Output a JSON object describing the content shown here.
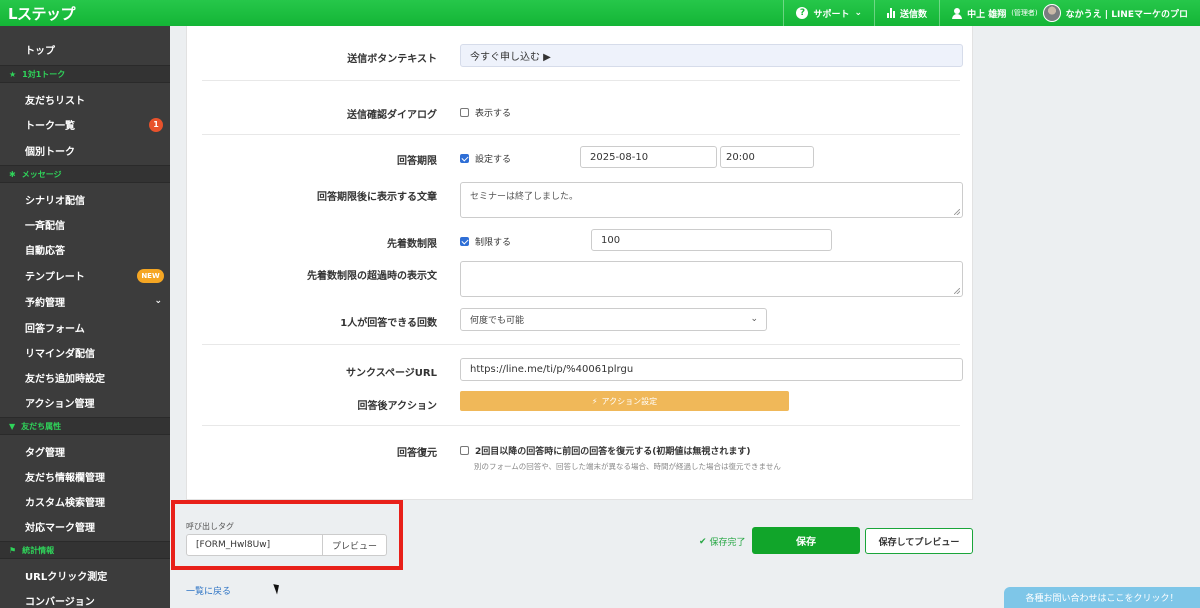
{
  "header": {
    "logo": "Lステップ",
    "support": "サポート",
    "sends": "送信数",
    "user": "中上 雄翔",
    "user_role": "(管理者)",
    "account": "なかうえ | LINEマーケのプロ"
  },
  "sidebar": {
    "items": [
      {
        "label": "トップ"
      },
      {
        "section": "1対1トーク"
      },
      {
        "label": "友だちリスト"
      },
      {
        "label": "トーク一覧",
        "badge": "1"
      },
      {
        "label": "個別トーク"
      },
      {
        "section": "メッセージ"
      },
      {
        "label": "シナリオ配信"
      },
      {
        "label": "一斉配信"
      },
      {
        "label": "自動応答"
      },
      {
        "label": "テンプレート",
        "new": "NEW"
      },
      {
        "label": "予約管理"
      },
      {
        "label": "回答フォーム"
      },
      {
        "label": "リマインダ配信"
      },
      {
        "label": "友だち追加時設定"
      },
      {
        "label": "アクション管理"
      },
      {
        "section": "友だち属性"
      },
      {
        "label": "タグ管理"
      },
      {
        "label": "友だち情報欄管理"
      },
      {
        "label": "カスタム検索管理"
      },
      {
        "label": "対応マーク管理"
      },
      {
        "section": "統計情報"
      },
      {
        "label": "URLクリック測定"
      },
      {
        "label": "コンバージョン"
      }
    ]
  },
  "form": {
    "submit_text_label": "送信ボタンテキスト",
    "submit_text_value": "今すぐ申し込む ▶",
    "confirm_dialog_label": "送信確認ダイアログ",
    "confirm_dialog_option": "表示する",
    "deadline_label": "回答期限",
    "deadline_option": "設定する",
    "deadline_date": "2025-08-10",
    "deadline_time": "20:00",
    "after_deadline_label": "回答期限後に表示する文章",
    "after_deadline_text": "セミナーは終了しました。",
    "limit_label": "先着数制限",
    "limit_option": "制限する",
    "limit_value": "100",
    "over_limit_label": "先着数制限の超過時の表示文",
    "over_limit_text": "",
    "per_person_label": "1人が回答できる回数",
    "per_person_value": "何度でも可能",
    "thanks_url_label": "サンクスページURL",
    "thanks_url_value": "https://line.me/ti/p/%40061plrgu",
    "after_action_label": "回答後アクション",
    "after_action_button": "アクション設定",
    "restore_label": "回答復元",
    "restore_option": "2回目以降の回答時に前回の回答を復元する(初期値は無視されます)",
    "restore_note": "別のフォームの回答や、回答した端末が異なる場合、時間が経過した場合は復元できません"
  },
  "bottom": {
    "tag_label": "呼び出しタグ",
    "tag_value": "[FORM_Hwl8Uw]",
    "tag_preview": "プレビュー",
    "saved_text": "保存完了",
    "save_button": "保存",
    "save_preview_button": "保存してプレビュー",
    "back_link": "一覧に戻る",
    "contact": "各種お問い合わせはここをクリック！"
  },
  "colors": {
    "brand_green": "#14b536",
    "sidebar_bg": "#3c3c3c",
    "highlight_red": "#e8201a",
    "action_orange": "#f0b859"
  }
}
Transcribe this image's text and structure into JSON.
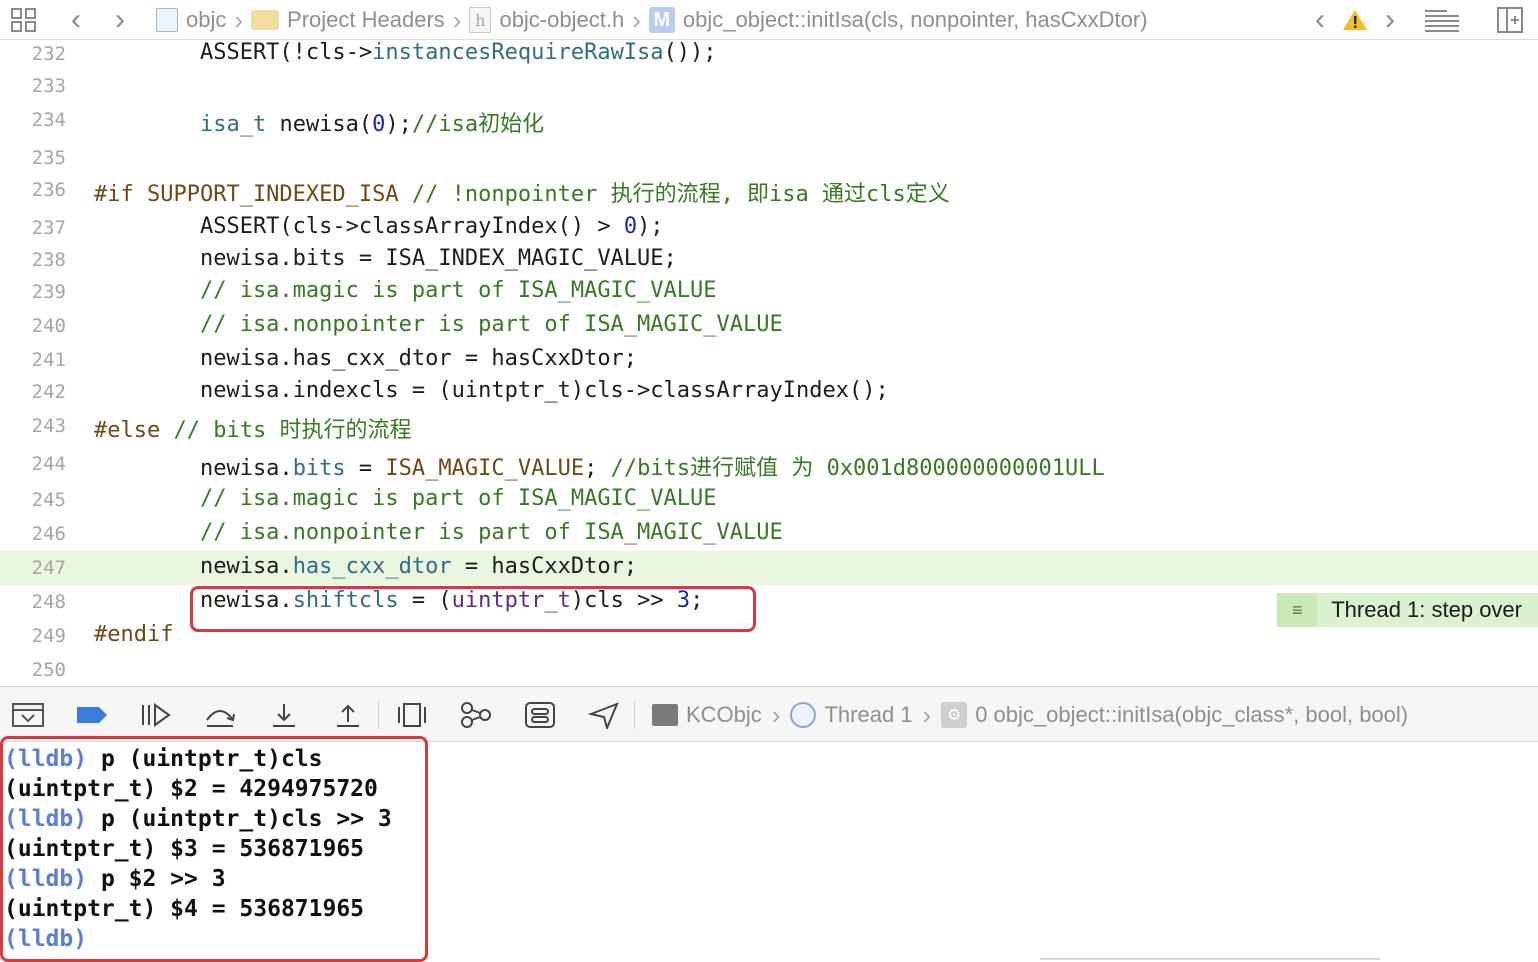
{
  "jumpbar": {
    "crumbs": [
      {
        "icon": "project-icon",
        "label": "objc"
      },
      {
        "icon": "folder-icon",
        "label": "Project Headers"
      },
      {
        "icon": "header-file-icon",
        "label": "objc-object.h"
      },
      {
        "icon": "method-icon",
        "label": "objc_object::initIsa(cls, nonpointer, hasCxxDtor)"
      }
    ],
    "header_glyph": "h",
    "method_glyph": "M"
  },
  "editor": {
    "lines": [
      {
        "num": "232",
        "tokens": [
          {
            "t": "        ASSERT(!cls->",
            "c": "plain"
          },
          {
            "t": "instancesRequireRawIsa",
            "c": "prop"
          },
          {
            "t": "());",
            "c": "plain"
          }
        ]
      },
      {
        "num": "233",
        "tokens": []
      },
      {
        "num": "234",
        "tokens": [
          {
            "t": "        ",
            "c": "plain"
          },
          {
            "t": "isa_t",
            "c": "prop"
          },
          {
            "t": " newisa(",
            "c": "plain"
          },
          {
            "t": "0",
            "c": "num"
          },
          {
            "t": ");",
            "c": "plain"
          },
          {
            "t": "//isa初始化",
            "c": "com"
          }
        ]
      },
      {
        "num": "235",
        "tokens": []
      },
      {
        "num": "236",
        "tokens": [
          {
            "t": "#if SUPPORT_INDEXED_ISA ",
            "c": "pre"
          },
          {
            "t": "// !nonpointer 执行的流程, 即isa 通过cls定义",
            "c": "com"
          }
        ]
      },
      {
        "num": "237",
        "tokens": [
          {
            "t": "        ASSERT(cls->classArrayIndex() > ",
            "c": "plain"
          },
          {
            "t": "0",
            "c": "num"
          },
          {
            "t": ");",
            "c": "plain"
          }
        ]
      },
      {
        "num": "238",
        "tokens": [
          {
            "t": "        newisa.bits = ISA_INDEX_MAGIC_VALUE;",
            "c": "plain"
          }
        ]
      },
      {
        "num": "239",
        "tokens": [
          {
            "t": "        // isa.magic is part of ISA_MAGIC_VALUE",
            "c": "com"
          }
        ]
      },
      {
        "num": "240",
        "tokens": [
          {
            "t": "        // isa.nonpointer is part of ISA_MAGIC_VALUE",
            "c": "com"
          }
        ]
      },
      {
        "num": "241",
        "tokens": [
          {
            "t": "        newisa.has_cxx_dtor = hasCxxDtor;",
            "c": "plain"
          }
        ]
      },
      {
        "num": "242",
        "tokens": [
          {
            "t": "        newisa.indexcls = (uintptr_t)cls->classArrayIndex();",
            "c": "plain"
          }
        ]
      },
      {
        "num": "243",
        "tokens": [
          {
            "t": "#else ",
            "c": "pre"
          },
          {
            "t": "// bits 时执行的流程",
            "c": "com"
          }
        ]
      },
      {
        "num": "244",
        "tokens": [
          {
            "t": "        newisa.",
            "c": "plain"
          },
          {
            "t": "bits",
            "c": "prop"
          },
          {
            "t": " = ",
            "c": "plain"
          },
          {
            "t": "ISA_MAGIC_VALUE",
            "c": "pre"
          },
          {
            "t": "; ",
            "c": "plain"
          },
          {
            "t": "//bits进行赋值 为 0x001d800000000001ULL",
            "c": "com"
          }
        ]
      },
      {
        "num": "245",
        "tokens": [
          {
            "t": "        // isa.magic is part of ISA_MAGIC_VALUE",
            "c": "com"
          }
        ]
      },
      {
        "num": "246",
        "tokens": [
          {
            "t": "        // isa.nonpointer is part of ISA_MAGIC_VALUE",
            "c": "com"
          }
        ]
      },
      {
        "num": "247",
        "tokens": [
          {
            "t": "        newisa.",
            "c": "plain"
          },
          {
            "t": "has_cxx_dtor",
            "c": "prop"
          },
          {
            "t": " = hasCxxDtor;",
            "c": "plain"
          }
        ]
      },
      {
        "num": "248",
        "tokens": [
          {
            "t": "        newisa.",
            "c": "plain"
          },
          {
            "t": "shiftcls",
            "c": "prop"
          },
          {
            "t": " = (",
            "c": "plain"
          },
          {
            "t": "uintptr_t",
            "c": "type"
          },
          {
            "t": ")cls >> ",
            "c": "plain"
          },
          {
            "t": "3",
            "c": "num"
          },
          {
            "t": ";",
            "c": "plain"
          }
        ]
      },
      {
        "num": "249",
        "tokens": [
          {
            "t": "#endif",
            "c": "pre"
          }
        ]
      },
      {
        "num": "250",
        "tokens": []
      }
    ],
    "current_line": "247",
    "thread_badge": "Thread 1: step over",
    "badge_icon": "≡"
  },
  "debugbar": {
    "process": "KCObjc",
    "thread": "Thread 1",
    "frame": "0 objc_object::initIsa(objc_class*, bool, bool)"
  },
  "console": {
    "lines": [
      {
        "prompt": "(lldb)",
        "text": " p (uintptr_t)cls"
      },
      {
        "prompt": "",
        "text": "(uintptr_t) $2 = 4294975720"
      },
      {
        "prompt": "(lldb)",
        "text": " p (uintptr_t)cls >> 3"
      },
      {
        "prompt": "",
        "text": "(uintptr_t) $3 = 536871965"
      },
      {
        "prompt": "(lldb)",
        "text": " p $2 >> 3"
      },
      {
        "prompt": "",
        "text": "(uintptr_t) $4 = 536871965"
      },
      {
        "prompt": "(lldb)",
        "text": ""
      }
    ]
  },
  "colors": {
    "preprocessor": "#6d4a14",
    "comment": "#377a23",
    "number": "#1c24b8",
    "type": "#5b2d8e",
    "property": "#2f6f80",
    "current_line_bg": "#e9f6e0",
    "highlight_box": "#d9383f",
    "lldb_prompt": "#5b7fd9"
  }
}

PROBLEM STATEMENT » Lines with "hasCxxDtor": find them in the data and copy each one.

FINAL ANSWER »
        "label": "objc_object::initIsa(cls, nonpointer, hasCxxDtor)"
            "t": "        newisa.has_cxx_dtor = hasCxxDtor;",
            "t": " = hasCxxDtor;",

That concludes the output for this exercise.